[RECORDS FOR THIS TASK]
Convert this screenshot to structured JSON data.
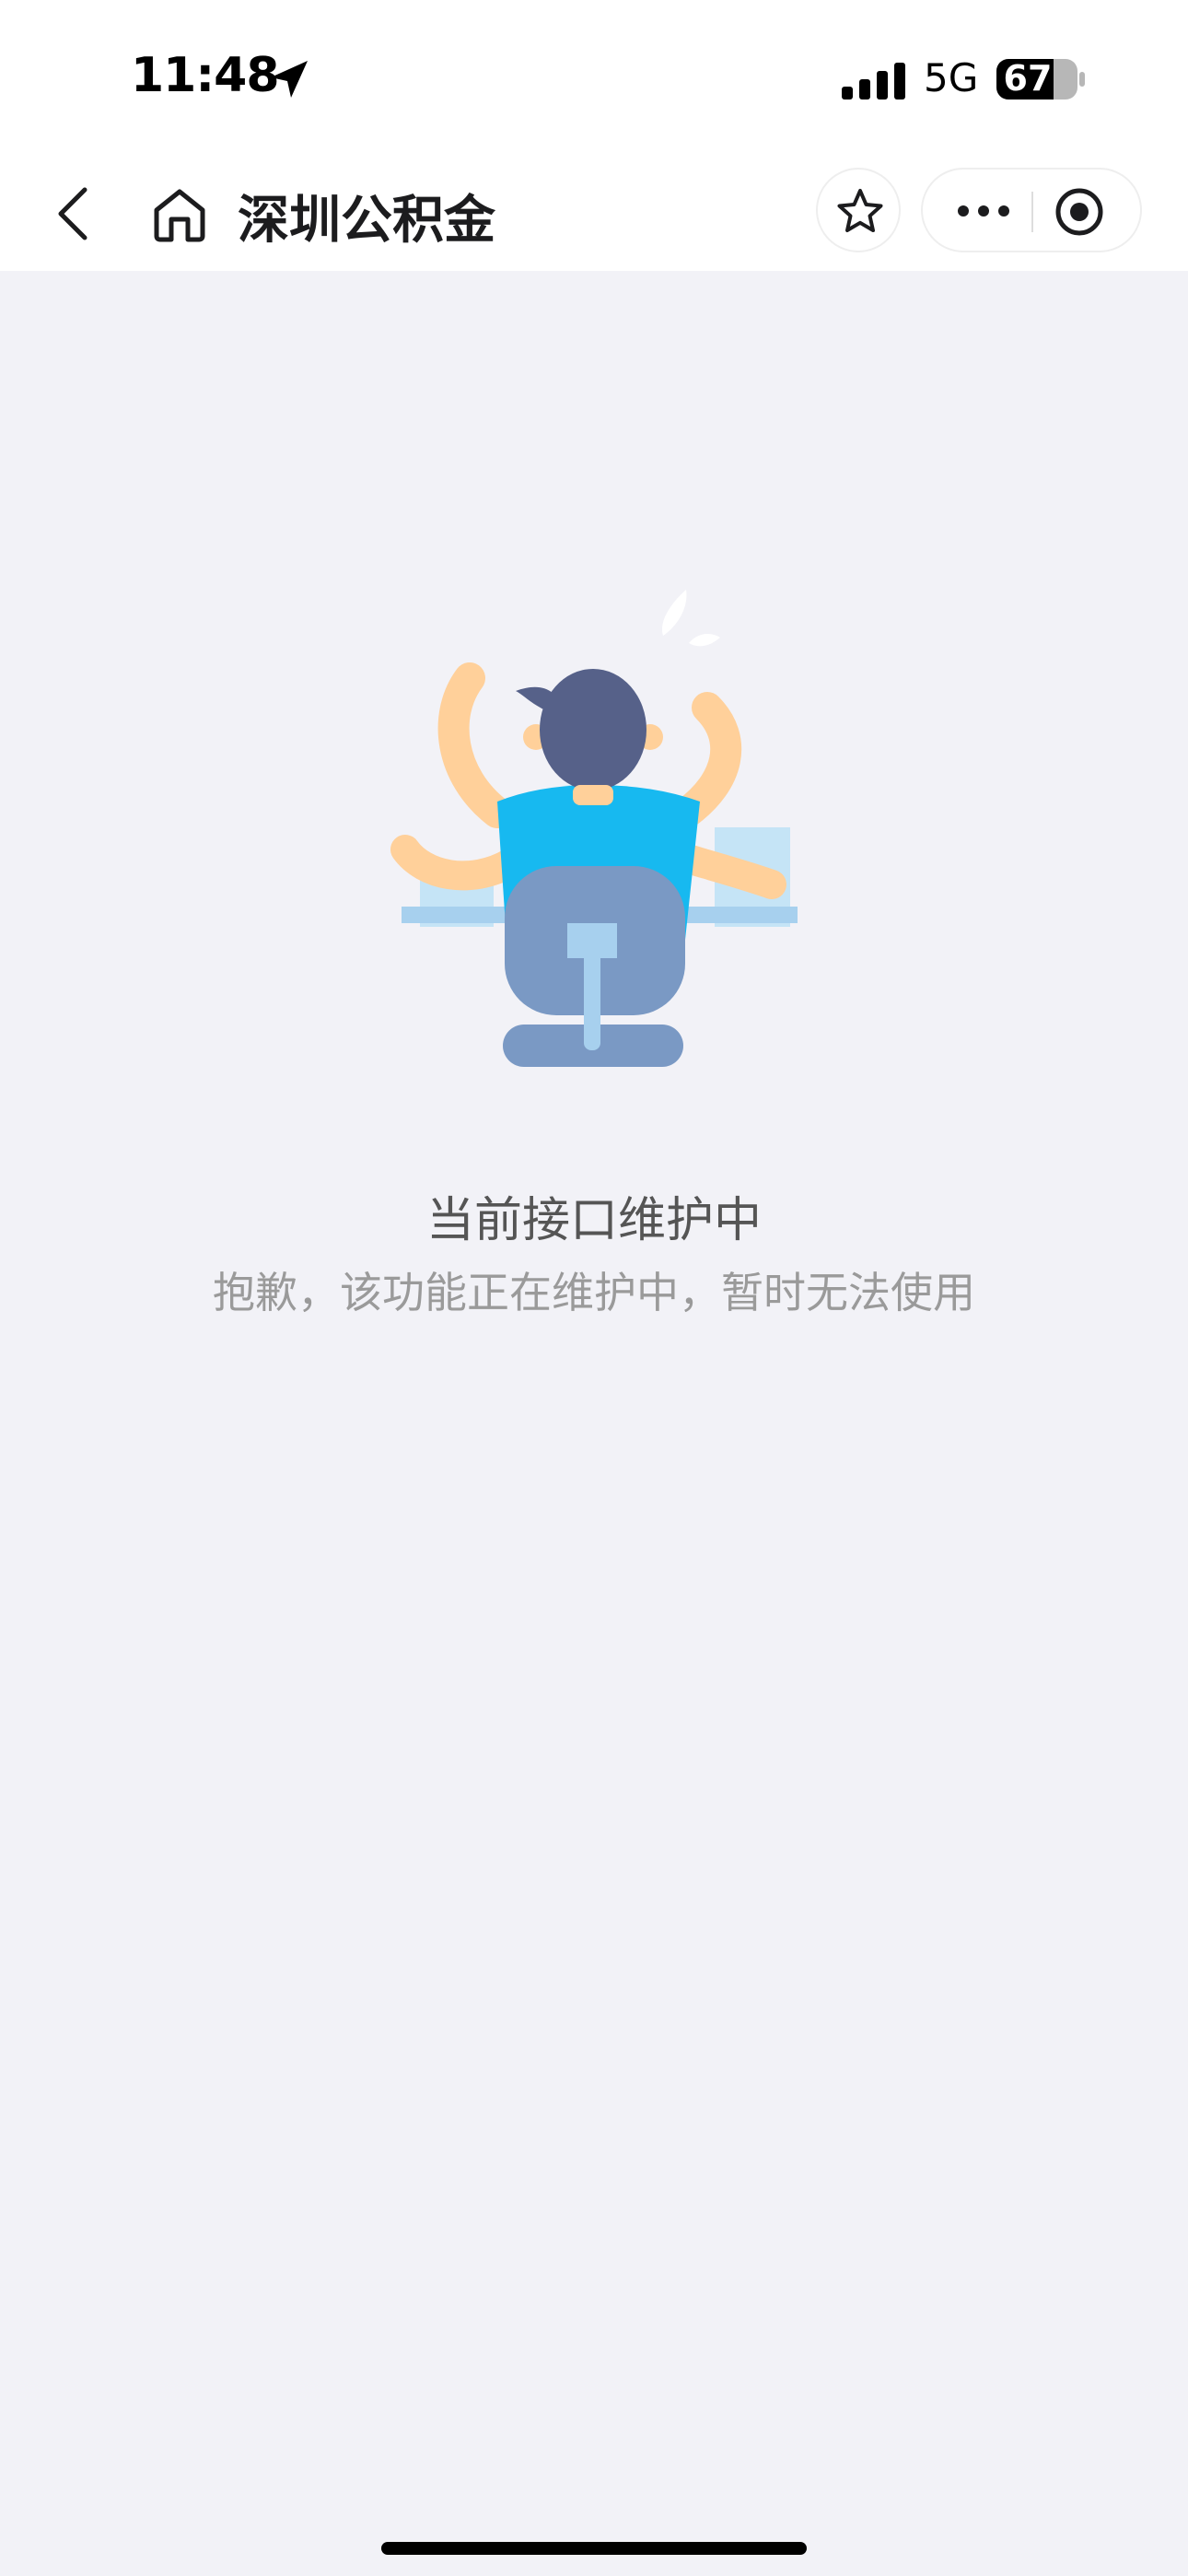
{
  "status_bar": {
    "time": "11:48",
    "network": "5G",
    "battery": "67"
  },
  "nav": {
    "title": "深圳公积金"
  },
  "message": {
    "title": "当前接口维护中",
    "body": "抱歉，该功能正在维护中，暂时无法使用"
  },
  "icons": {
    "location": "location-arrow-icon",
    "signal": "signal-icon",
    "battery": "battery-icon",
    "back": "chevron-left-icon",
    "home": "home-icon",
    "favorite": "star-icon",
    "more": "more-dots-icon",
    "close": "target-close-icon",
    "illustration": "maintenance-worker-illustration"
  },
  "colors": {
    "background": "#f2f2f7",
    "shirt": "#17b9f0",
    "hair": "#566189",
    "skin": "#ffd09a",
    "chair": "#7a99c4"
  }
}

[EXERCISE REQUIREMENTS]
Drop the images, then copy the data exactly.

[YOUR SOLUTION]
Convert this screenshot to structured JSON data.
{
  "status_bar": {
    "time": "11:48",
    "network": "5G",
    "battery": "67"
  },
  "nav": {
    "title": "深圳公积金"
  },
  "message": {
    "title": "当前接口维护中",
    "body": "抱歉，该功能正在维护中，暂时无法使用"
  },
  "icons": {
    "location": "location-arrow-icon",
    "signal": "signal-icon",
    "battery": "battery-icon",
    "back": "chevron-left-icon",
    "home": "home-icon",
    "favorite": "star-icon",
    "more": "more-dots-icon",
    "close": "target-close-icon",
    "illustration": "maintenance-worker-illustration"
  },
  "colors": {
    "background": "#f2f2f7",
    "shirt": "#17b9f0",
    "hair": "#566189",
    "skin": "#ffd09a",
    "chair": "#7a99c4"
  }
}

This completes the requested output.